[App and web page records]
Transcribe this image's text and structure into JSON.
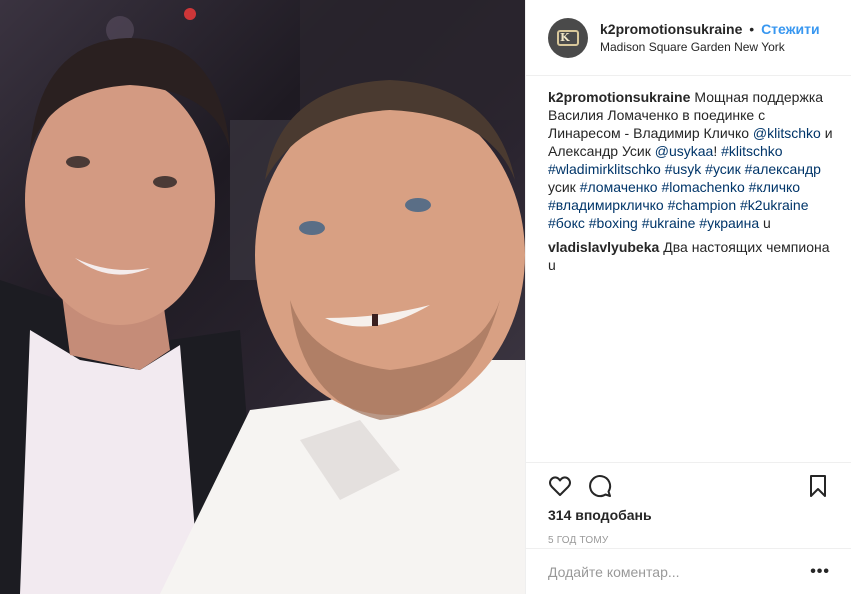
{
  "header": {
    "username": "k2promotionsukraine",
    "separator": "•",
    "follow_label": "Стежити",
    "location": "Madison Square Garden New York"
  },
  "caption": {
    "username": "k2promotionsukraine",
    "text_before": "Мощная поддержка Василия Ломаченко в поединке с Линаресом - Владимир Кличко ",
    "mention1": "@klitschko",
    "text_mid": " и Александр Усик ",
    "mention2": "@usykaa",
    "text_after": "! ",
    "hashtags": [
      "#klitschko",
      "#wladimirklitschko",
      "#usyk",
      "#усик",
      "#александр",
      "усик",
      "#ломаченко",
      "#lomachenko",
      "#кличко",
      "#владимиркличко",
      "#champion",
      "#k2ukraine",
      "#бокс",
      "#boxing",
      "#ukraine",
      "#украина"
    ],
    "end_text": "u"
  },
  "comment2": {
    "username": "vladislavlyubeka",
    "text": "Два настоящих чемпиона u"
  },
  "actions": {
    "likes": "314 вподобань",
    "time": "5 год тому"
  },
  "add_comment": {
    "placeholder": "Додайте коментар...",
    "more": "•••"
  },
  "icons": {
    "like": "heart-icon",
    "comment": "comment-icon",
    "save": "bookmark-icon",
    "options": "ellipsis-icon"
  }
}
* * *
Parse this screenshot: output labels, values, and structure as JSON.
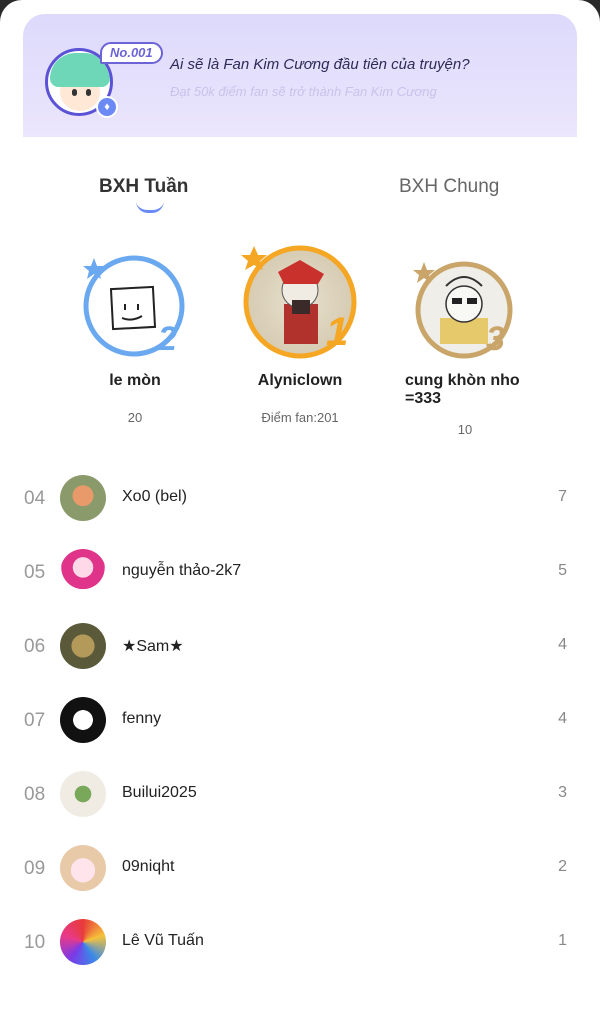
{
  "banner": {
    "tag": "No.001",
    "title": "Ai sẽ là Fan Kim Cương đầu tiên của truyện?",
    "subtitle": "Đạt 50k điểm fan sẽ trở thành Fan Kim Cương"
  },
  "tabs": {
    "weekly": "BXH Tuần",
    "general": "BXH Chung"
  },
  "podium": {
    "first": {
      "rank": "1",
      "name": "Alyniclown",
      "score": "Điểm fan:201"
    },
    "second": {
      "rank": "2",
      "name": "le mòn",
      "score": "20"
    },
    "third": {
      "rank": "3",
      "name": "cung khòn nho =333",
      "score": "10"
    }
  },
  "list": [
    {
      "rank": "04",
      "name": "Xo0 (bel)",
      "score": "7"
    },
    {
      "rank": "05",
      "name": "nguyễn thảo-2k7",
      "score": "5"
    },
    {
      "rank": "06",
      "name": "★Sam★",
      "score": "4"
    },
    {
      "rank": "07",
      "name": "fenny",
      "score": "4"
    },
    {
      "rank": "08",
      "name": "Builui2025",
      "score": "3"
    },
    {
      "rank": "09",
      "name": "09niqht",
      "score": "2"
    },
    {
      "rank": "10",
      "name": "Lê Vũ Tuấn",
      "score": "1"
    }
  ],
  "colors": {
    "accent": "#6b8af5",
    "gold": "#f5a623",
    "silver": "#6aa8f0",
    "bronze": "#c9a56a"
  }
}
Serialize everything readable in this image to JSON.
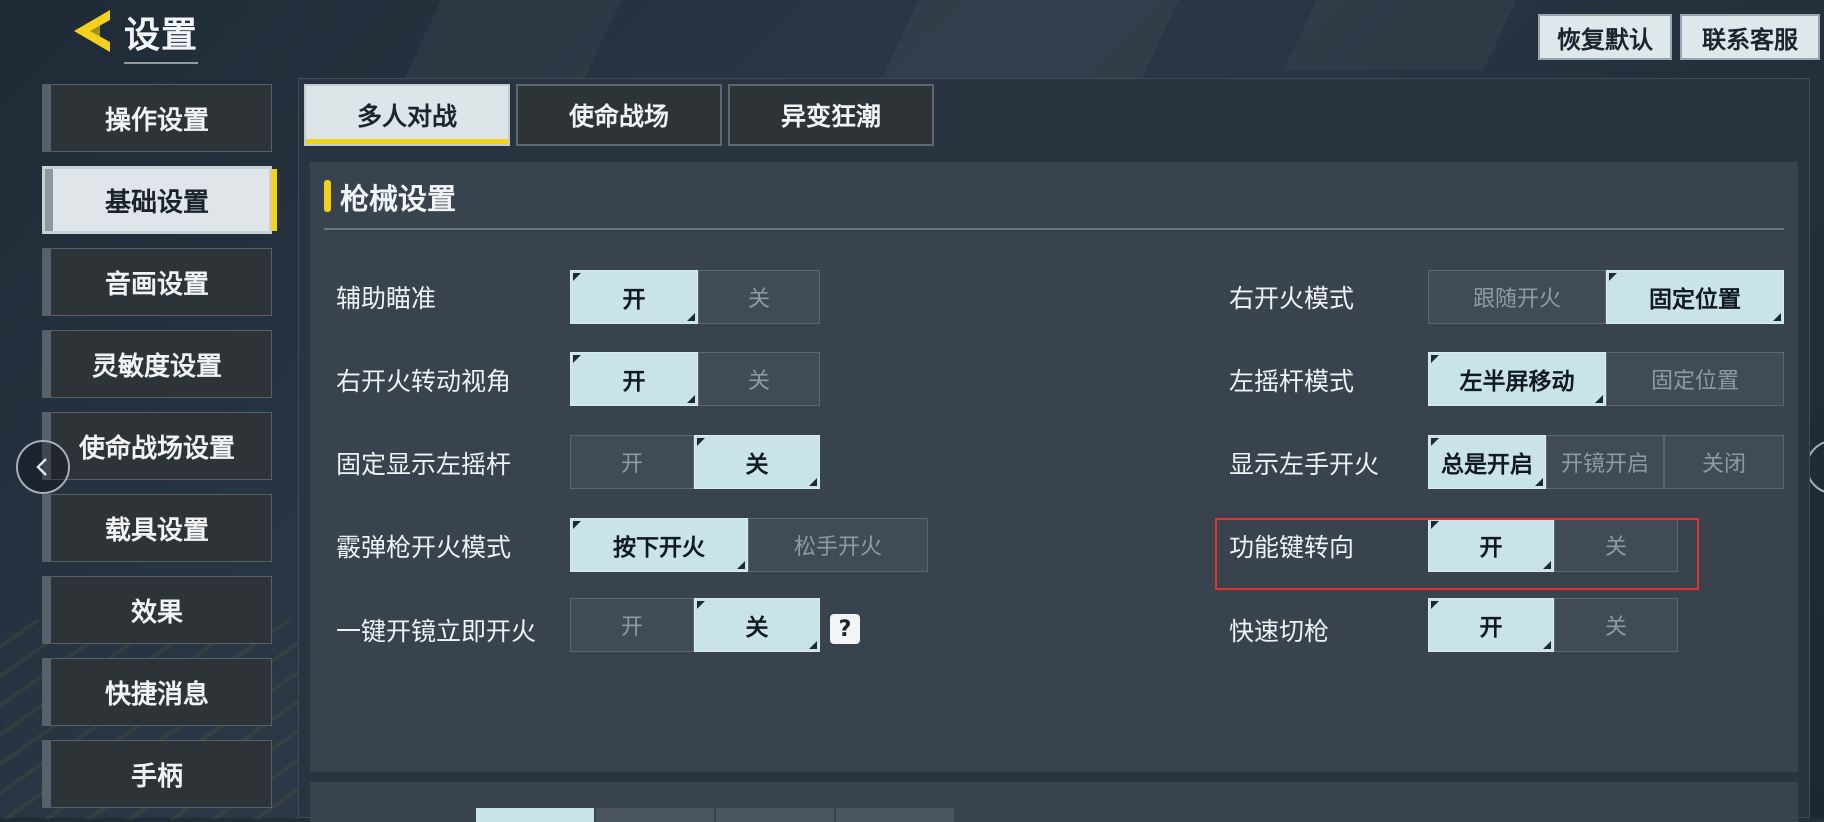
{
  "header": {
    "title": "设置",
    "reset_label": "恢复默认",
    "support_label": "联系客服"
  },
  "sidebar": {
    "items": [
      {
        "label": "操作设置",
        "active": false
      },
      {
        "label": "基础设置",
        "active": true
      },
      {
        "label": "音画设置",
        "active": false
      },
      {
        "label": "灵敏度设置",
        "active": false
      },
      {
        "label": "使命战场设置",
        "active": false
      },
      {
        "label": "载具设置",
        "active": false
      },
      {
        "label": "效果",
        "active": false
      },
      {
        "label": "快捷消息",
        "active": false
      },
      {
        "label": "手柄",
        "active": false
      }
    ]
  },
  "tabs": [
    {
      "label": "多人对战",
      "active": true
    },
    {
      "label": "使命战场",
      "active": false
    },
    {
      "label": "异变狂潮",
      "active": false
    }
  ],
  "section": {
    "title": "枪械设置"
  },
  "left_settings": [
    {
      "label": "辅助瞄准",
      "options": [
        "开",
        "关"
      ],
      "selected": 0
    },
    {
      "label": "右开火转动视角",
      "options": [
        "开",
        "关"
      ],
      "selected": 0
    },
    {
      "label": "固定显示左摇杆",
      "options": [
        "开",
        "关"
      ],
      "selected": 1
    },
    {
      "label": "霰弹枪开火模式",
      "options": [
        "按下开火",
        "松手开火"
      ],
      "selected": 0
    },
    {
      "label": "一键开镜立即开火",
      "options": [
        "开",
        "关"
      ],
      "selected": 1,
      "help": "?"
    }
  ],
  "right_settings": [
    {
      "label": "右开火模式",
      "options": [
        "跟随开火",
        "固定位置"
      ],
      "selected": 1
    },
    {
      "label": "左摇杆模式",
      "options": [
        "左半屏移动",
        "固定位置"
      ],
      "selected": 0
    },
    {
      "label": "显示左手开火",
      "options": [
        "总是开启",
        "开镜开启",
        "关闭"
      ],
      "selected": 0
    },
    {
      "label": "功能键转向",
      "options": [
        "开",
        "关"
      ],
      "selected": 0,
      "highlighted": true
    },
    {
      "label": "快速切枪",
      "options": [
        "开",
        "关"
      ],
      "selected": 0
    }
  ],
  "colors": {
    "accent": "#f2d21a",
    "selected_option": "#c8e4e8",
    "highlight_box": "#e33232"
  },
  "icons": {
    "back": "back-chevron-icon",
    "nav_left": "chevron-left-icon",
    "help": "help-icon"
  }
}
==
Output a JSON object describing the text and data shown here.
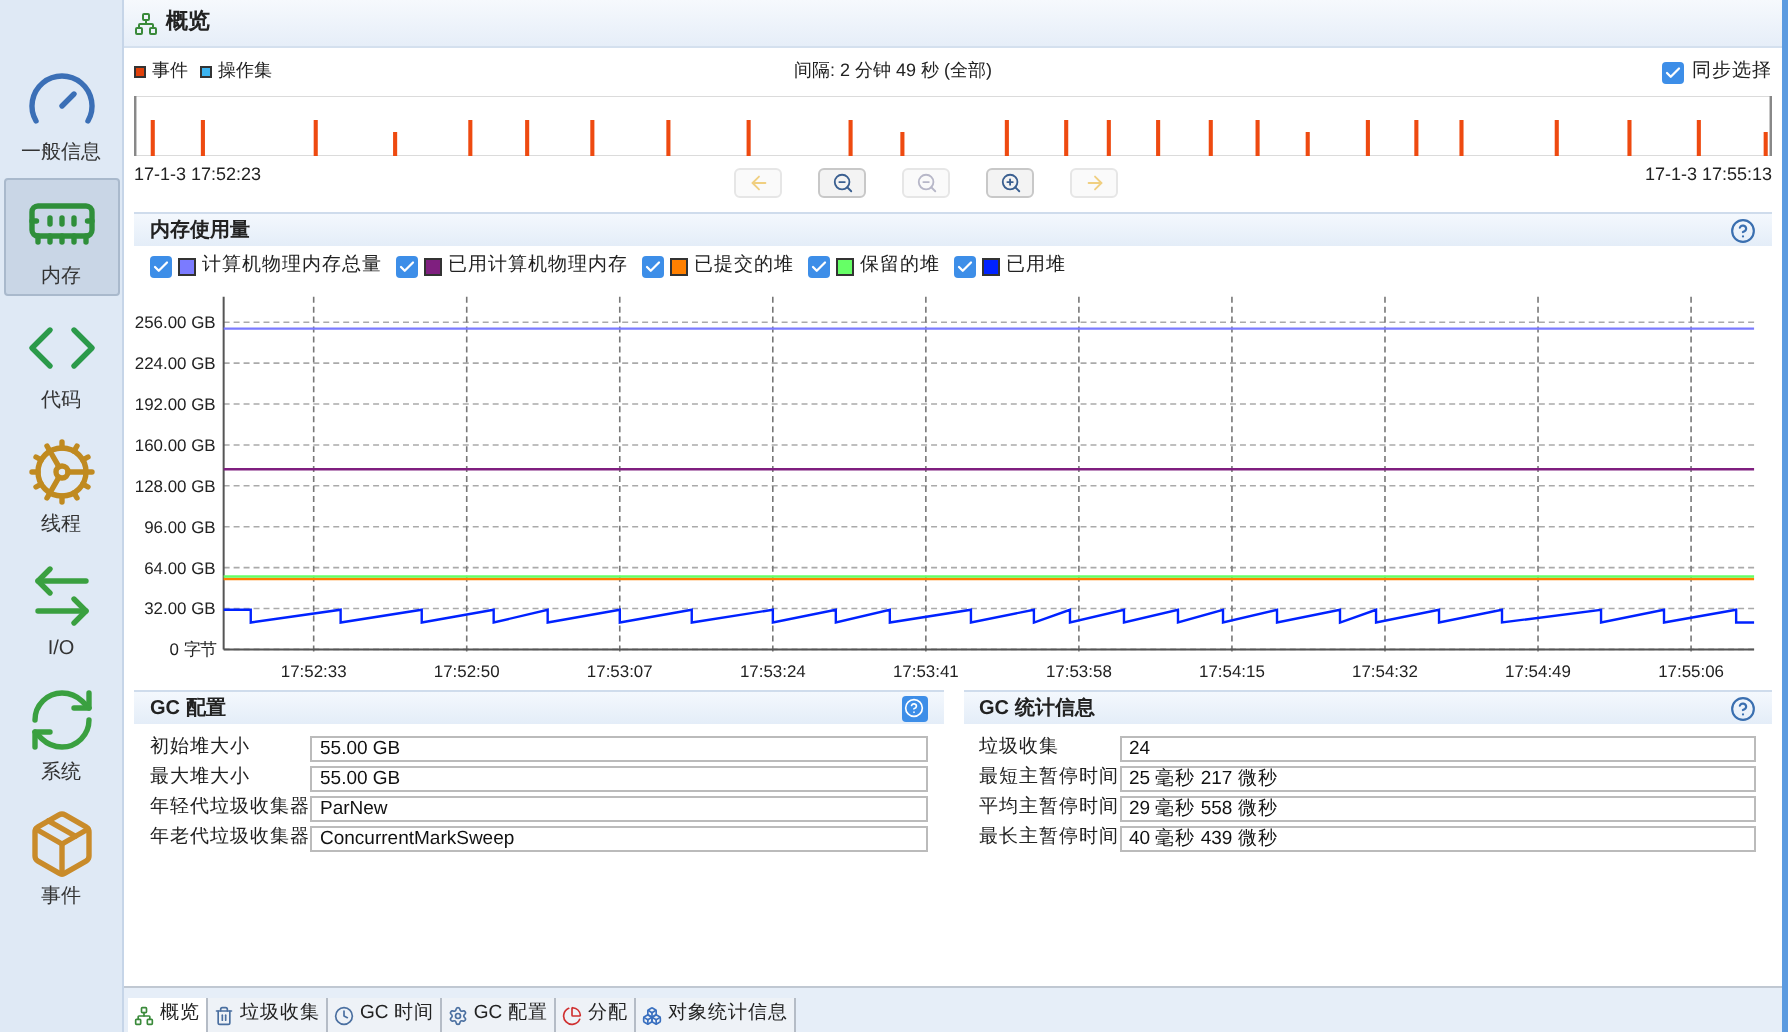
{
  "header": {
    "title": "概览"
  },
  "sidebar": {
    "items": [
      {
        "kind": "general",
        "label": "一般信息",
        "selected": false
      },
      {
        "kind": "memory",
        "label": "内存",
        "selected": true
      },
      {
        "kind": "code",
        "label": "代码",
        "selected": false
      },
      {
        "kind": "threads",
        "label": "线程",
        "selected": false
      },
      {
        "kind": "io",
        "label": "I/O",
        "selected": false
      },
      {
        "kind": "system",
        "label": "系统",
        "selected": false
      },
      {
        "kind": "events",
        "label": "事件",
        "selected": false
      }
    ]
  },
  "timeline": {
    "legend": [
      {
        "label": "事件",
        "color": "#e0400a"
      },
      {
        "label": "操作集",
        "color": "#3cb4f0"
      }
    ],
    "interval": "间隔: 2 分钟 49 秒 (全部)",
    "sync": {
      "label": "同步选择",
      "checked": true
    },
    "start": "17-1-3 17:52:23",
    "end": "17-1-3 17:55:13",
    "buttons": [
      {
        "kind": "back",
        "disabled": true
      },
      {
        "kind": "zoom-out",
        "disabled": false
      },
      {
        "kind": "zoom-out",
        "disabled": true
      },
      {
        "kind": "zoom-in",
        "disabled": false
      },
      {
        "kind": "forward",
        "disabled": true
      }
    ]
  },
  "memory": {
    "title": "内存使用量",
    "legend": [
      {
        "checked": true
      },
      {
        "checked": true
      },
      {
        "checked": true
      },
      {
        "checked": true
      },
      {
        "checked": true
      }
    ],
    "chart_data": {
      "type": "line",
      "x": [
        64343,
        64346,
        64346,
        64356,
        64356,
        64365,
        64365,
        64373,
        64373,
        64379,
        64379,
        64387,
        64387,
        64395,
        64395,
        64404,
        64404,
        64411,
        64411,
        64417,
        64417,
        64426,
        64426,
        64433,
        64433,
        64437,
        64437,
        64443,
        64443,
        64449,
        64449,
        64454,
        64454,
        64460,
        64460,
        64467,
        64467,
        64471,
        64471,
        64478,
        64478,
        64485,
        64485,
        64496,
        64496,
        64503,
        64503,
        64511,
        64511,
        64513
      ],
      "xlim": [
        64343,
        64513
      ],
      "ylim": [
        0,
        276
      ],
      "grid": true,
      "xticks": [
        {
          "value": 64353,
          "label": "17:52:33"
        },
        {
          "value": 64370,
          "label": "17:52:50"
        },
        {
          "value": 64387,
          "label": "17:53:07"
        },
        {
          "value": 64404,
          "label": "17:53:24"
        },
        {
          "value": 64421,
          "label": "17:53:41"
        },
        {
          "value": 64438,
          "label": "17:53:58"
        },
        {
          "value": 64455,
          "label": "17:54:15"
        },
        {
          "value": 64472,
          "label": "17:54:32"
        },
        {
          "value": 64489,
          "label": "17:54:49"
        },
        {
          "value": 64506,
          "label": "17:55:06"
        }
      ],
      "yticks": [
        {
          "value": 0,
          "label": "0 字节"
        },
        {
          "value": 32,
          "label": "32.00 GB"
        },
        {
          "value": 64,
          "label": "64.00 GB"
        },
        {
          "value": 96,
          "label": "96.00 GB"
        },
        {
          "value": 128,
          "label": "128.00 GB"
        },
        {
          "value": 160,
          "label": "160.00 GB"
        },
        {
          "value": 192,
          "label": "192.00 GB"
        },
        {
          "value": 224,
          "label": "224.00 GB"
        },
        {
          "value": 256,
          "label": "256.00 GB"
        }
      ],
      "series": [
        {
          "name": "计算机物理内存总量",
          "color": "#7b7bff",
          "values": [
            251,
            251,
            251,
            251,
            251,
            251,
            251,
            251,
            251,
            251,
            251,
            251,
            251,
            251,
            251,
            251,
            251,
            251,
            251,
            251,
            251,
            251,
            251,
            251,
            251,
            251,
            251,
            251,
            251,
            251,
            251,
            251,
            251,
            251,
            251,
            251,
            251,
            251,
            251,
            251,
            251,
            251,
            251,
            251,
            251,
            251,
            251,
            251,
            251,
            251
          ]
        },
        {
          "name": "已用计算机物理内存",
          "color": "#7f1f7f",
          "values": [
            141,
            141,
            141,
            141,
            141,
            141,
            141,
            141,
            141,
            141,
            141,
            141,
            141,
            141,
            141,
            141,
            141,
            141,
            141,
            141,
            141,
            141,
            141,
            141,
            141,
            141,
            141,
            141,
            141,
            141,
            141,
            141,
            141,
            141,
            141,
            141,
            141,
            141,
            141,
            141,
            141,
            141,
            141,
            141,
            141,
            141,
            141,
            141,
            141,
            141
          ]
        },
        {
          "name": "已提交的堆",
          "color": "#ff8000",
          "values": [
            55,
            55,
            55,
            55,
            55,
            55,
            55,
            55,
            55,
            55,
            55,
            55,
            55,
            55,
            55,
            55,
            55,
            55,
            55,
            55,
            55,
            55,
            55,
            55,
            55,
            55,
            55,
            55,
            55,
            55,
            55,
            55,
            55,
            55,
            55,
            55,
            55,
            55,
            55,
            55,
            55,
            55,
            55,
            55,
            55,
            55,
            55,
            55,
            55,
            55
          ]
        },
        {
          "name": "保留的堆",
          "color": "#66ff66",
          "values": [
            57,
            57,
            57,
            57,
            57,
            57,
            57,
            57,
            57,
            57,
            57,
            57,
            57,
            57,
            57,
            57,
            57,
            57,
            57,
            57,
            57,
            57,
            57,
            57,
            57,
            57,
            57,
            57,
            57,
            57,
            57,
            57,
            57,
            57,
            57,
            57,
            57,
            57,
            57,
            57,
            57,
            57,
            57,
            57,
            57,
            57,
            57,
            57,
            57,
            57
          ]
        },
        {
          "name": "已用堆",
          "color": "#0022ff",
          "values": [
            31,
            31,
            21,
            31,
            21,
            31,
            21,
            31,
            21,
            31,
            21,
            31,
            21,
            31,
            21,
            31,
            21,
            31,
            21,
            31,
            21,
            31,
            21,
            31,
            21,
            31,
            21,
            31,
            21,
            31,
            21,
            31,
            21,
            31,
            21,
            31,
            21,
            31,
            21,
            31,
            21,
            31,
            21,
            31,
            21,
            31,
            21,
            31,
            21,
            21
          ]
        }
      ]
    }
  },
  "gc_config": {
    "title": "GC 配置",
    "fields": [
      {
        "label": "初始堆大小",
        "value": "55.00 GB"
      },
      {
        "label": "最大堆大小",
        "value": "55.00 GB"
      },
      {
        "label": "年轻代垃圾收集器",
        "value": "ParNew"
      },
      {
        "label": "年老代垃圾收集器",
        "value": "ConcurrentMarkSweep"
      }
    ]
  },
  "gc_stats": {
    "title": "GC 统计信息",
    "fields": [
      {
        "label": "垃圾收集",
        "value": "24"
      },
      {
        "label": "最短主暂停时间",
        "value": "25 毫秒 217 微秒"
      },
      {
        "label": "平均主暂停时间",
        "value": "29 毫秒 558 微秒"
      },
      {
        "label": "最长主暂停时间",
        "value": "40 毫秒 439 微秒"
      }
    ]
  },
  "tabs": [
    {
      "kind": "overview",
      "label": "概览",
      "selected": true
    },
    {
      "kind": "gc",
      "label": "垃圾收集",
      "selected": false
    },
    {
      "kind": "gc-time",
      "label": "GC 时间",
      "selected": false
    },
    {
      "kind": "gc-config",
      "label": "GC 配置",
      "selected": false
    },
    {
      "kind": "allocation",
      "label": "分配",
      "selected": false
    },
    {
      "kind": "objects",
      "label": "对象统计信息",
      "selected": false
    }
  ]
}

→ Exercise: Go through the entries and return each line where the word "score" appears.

→ Response for this exercise:
      "score": "Điểm fan:201"
      "score": "20"
      "score": "10"
      "score": "7"
      "score": "5"
      "score": "4"
      "score": "4"
      "score": "3"
      "score": "2"
      "score": "1"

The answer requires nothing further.